▶ Problem requirements: All records need to be reproduced exactly. Keep every word as it is.

▶ Stored data entries:

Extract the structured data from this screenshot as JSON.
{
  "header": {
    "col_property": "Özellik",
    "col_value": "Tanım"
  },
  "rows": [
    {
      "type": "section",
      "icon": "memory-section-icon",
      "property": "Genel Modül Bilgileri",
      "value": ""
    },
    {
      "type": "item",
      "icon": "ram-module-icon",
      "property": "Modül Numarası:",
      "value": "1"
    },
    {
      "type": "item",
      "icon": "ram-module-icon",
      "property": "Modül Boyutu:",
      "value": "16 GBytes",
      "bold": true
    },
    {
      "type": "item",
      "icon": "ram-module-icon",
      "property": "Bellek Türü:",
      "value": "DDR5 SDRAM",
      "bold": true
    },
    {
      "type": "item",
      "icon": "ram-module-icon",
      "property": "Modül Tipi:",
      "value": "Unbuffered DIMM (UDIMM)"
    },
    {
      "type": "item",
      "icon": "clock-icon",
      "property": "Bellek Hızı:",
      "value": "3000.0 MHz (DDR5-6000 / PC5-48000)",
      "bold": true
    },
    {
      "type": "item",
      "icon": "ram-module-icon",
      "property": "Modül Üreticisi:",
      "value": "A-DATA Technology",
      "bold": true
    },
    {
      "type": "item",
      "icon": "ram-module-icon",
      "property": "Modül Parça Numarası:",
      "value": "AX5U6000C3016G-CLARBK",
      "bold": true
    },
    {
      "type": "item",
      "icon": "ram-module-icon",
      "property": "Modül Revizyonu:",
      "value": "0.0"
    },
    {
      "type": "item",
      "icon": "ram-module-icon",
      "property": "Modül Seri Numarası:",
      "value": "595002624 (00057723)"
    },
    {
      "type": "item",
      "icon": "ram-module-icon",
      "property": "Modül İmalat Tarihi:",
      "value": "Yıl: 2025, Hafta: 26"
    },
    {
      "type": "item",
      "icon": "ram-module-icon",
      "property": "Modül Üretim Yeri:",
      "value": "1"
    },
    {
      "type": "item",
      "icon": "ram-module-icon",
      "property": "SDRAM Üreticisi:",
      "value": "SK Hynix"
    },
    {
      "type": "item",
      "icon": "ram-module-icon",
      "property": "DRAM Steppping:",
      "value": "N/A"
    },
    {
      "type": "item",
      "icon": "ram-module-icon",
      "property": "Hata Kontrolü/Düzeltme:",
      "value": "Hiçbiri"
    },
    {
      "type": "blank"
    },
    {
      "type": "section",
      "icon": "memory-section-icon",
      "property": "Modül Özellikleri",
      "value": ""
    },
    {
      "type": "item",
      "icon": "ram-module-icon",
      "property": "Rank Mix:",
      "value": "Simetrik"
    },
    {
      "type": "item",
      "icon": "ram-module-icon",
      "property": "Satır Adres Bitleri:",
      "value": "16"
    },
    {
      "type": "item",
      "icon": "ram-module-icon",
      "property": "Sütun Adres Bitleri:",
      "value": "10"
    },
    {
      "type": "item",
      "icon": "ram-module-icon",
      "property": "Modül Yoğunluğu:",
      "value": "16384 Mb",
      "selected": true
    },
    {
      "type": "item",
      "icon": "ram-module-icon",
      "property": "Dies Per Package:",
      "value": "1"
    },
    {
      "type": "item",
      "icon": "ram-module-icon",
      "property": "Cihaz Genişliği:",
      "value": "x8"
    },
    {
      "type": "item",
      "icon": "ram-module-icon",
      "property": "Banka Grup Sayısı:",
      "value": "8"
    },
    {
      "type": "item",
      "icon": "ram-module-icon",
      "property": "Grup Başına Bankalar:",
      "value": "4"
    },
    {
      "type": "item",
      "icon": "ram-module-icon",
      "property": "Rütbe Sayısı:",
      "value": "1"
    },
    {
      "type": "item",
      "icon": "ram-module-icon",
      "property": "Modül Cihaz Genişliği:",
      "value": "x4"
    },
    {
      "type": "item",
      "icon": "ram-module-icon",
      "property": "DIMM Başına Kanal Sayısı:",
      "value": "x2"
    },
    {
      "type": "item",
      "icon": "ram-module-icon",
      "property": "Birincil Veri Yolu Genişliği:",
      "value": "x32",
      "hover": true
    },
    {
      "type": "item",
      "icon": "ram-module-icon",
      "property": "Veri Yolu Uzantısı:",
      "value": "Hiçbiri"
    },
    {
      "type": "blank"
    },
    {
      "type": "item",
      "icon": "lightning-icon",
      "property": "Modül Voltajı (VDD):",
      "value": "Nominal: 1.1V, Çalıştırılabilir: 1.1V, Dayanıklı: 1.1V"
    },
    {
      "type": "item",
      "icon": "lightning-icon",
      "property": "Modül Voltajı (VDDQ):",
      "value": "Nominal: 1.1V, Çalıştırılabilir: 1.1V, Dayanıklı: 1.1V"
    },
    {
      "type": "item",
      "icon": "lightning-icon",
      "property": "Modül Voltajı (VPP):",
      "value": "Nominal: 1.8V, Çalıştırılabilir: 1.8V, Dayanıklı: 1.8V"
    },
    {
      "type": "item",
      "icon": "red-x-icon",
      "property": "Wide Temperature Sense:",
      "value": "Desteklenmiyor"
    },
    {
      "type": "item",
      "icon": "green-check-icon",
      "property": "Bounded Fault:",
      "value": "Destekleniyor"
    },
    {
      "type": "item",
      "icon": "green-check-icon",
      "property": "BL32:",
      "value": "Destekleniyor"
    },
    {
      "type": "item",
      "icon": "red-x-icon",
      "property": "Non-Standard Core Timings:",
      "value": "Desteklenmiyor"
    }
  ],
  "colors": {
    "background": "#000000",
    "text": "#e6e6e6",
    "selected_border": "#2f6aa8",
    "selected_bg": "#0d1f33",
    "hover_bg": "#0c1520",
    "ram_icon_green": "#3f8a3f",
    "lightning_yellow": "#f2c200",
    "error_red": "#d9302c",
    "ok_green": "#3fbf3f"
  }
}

▶ Final answer:
Extract the structured data from this screenshot as JSON.
{
  "header": {
    "col_property": "Özellik",
    "col_value": "Tanım"
  },
  "rows": [
    {
      "type": "section",
      "icon": "memory-section-icon",
      "property": "Genel Modül Bilgileri",
      "value": ""
    },
    {
      "type": "item",
      "icon": "ram-module-icon",
      "property": "Modül Numarası:",
      "value": "1"
    },
    {
      "type": "item",
      "icon": "ram-module-icon",
      "property": "Modül Boyutu:",
      "value": "16 GBytes",
      "bold": true
    },
    {
      "type": "item",
      "icon": "ram-module-icon",
      "property": "Bellek Türü:",
      "value": "DDR5 SDRAM",
      "bold": true
    },
    {
      "type": "item",
      "icon": "ram-module-icon",
      "property": "Modül Tipi:",
      "value": "Unbuffered DIMM (UDIMM)"
    },
    {
      "type": "item",
      "icon": "clock-icon",
      "property": "Bellek Hızı:",
      "value": "3000.0 MHz (DDR5-6000 / PC5-48000)",
      "bold": true
    },
    {
      "type": "item",
      "icon": "ram-module-icon",
      "property": "Modül Üreticisi:",
      "value": "A-DATA Technology",
      "bold": true
    },
    {
      "type": "item",
      "icon": "ram-module-icon",
      "property": "Modül Parça Numarası:",
      "value": "AX5U6000C3016G-CLARBK",
      "bold": true
    },
    {
      "type": "item",
      "icon": "ram-module-icon",
      "property": "Modül Revizyonu:",
      "value": "0.0"
    },
    {
      "type": "item",
      "icon": "ram-module-icon",
      "property": "Modül Seri Numarası:",
      "value": "595002624 (00057723)"
    },
    {
      "type": "item",
      "icon": "ram-module-icon",
      "property": "Modül İmalat Tarihi:",
      "value": "Yıl: 2025, Hafta: 26"
    },
    {
      "type": "item",
      "icon": "ram-module-icon",
      "property": "Modül Üretim Yeri:",
      "value": "1"
    },
    {
      "type": "item",
      "icon": "ram-module-icon",
      "property": "SDRAM Üreticisi:",
      "value": "SK Hynix"
    },
    {
      "type": "item",
      "icon": "ram-module-icon",
      "property": "DRAM Steppping:",
      "value": "N/A"
    },
    {
      "type": "item",
      "icon": "ram-module-icon",
      "property": "Hata Kontrolü/Düzeltme:",
      "value": "Hiçbiri"
    },
    {
      "type": "blank"
    },
    {
      "type": "section",
      "icon": "memory-section-icon",
      "property": "Modül Özellikleri",
      "value": ""
    },
    {
      "type": "item",
      "icon": "ram-module-icon",
      "property": "Rank Mix:",
      "value": "Simetrik"
    },
    {
      "type": "item",
      "icon": "ram-module-icon",
      "property": "Satır Adres Bitleri:",
      "value": "16"
    },
    {
      "type": "item",
      "icon": "ram-module-icon",
      "property": "Sütun Adres Bitleri:",
      "value": "10"
    },
    {
      "type": "item",
      "icon": "ram-module-icon",
      "property": "Modül Yoğunluğu:",
      "value": "16384 Mb",
      "selected": true
    },
    {
      "type": "item",
      "icon": "ram-module-icon",
      "property": "Dies Per Package:",
      "value": "1"
    },
    {
      "type": "item",
      "icon": "ram-module-icon",
      "property": "Cihaz Genişliği:",
      "value": "x8"
    },
    {
      "type": "item",
      "icon": "ram-module-icon",
      "property": "Banka Grup Sayısı:",
      "value": "8"
    },
    {
      "type": "item",
      "icon": "ram-module-icon",
      "property": "Grup Başına Bankalar:",
      "value": "4"
    },
    {
      "type": "item",
      "icon": "ram-module-icon",
      "property": "Rütbe Sayısı:",
      "value": "1"
    },
    {
      "type": "item",
      "icon": "ram-module-icon",
      "property": "Modül Cihaz Genişliği:",
      "value": "x4"
    },
    {
      "type": "item",
      "icon": "ram-module-icon",
      "property": "DIMM Başına Kanal Sayısı:",
      "value": "x2"
    },
    {
      "type": "item",
      "icon": "ram-module-icon",
      "property": "Birincil Veri Yolu Genişliği:",
      "value": "x32",
      "hover": true
    },
    {
      "type": "item",
      "icon": "ram-module-icon",
      "property": "Veri Yolu Uzantısı:",
      "value": "Hiçbiri"
    },
    {
      "type": "blank"
    },
    {
      "type": "item",
      "icon": "lightning-icon",
      "property": "Modül Voltajı (VDD):",
      "value": "Nominal: 1.1V, Çalıştırılabilir: 1.1V, Dayanıklı: 1.1V"
    },
    {
      "type": "item",
      "icon": "lightning-icon",
      "property": "Modül Voltajı (VDDQ):",
      "value": "Nominal: 1.1V, Çalıştırılabilir: 1.1V, Dayanıklı: 1.1V"
    },
    {
      "type": "item",
      "icon": "lightning-icon",
      "property": "Modül Voltajı (VPP):",
      "value": "Nominal: 1.8V, Çalıştırılabilir: 1.8V, Dayanıklı: 1.8V"
    },
    {
      "type": "item",
      "icon": "red-x-icon",
      "property": "Wide Temperature Sense:",
      "value": "Desteklenmiyor"
    },
    {
      "type": "item",
      "icon": "green-check-icon",
      "property": "Bounded Fault:",
      "value": "Destekleniyor"
    },
    {
      "type": "item",
      "icon": "green-check-icon",
      "property": "BL32:",
      "value": "Destekleniyor"
    },
    {
      "type": "item",
      "icon": "red-x-icon",
      "property": "Non-Standard Core Timings:",
      "value": "Desteklenmiyor"
    }
  ],
  "colors": {
    "background": "#000000",
    "text": "#e6e6e6",
    "selected_border": "#2f6aa8",
    "selected_bg": "#0d1f33",
    "hover_bg": "#0c1520",
    "ram_icon_green": "#3f8a3f",
    "lightning_yellow": "#f2c200",
    "error_red": "#d9302c",
    "ok_green": "#3fbf3f"
  }
}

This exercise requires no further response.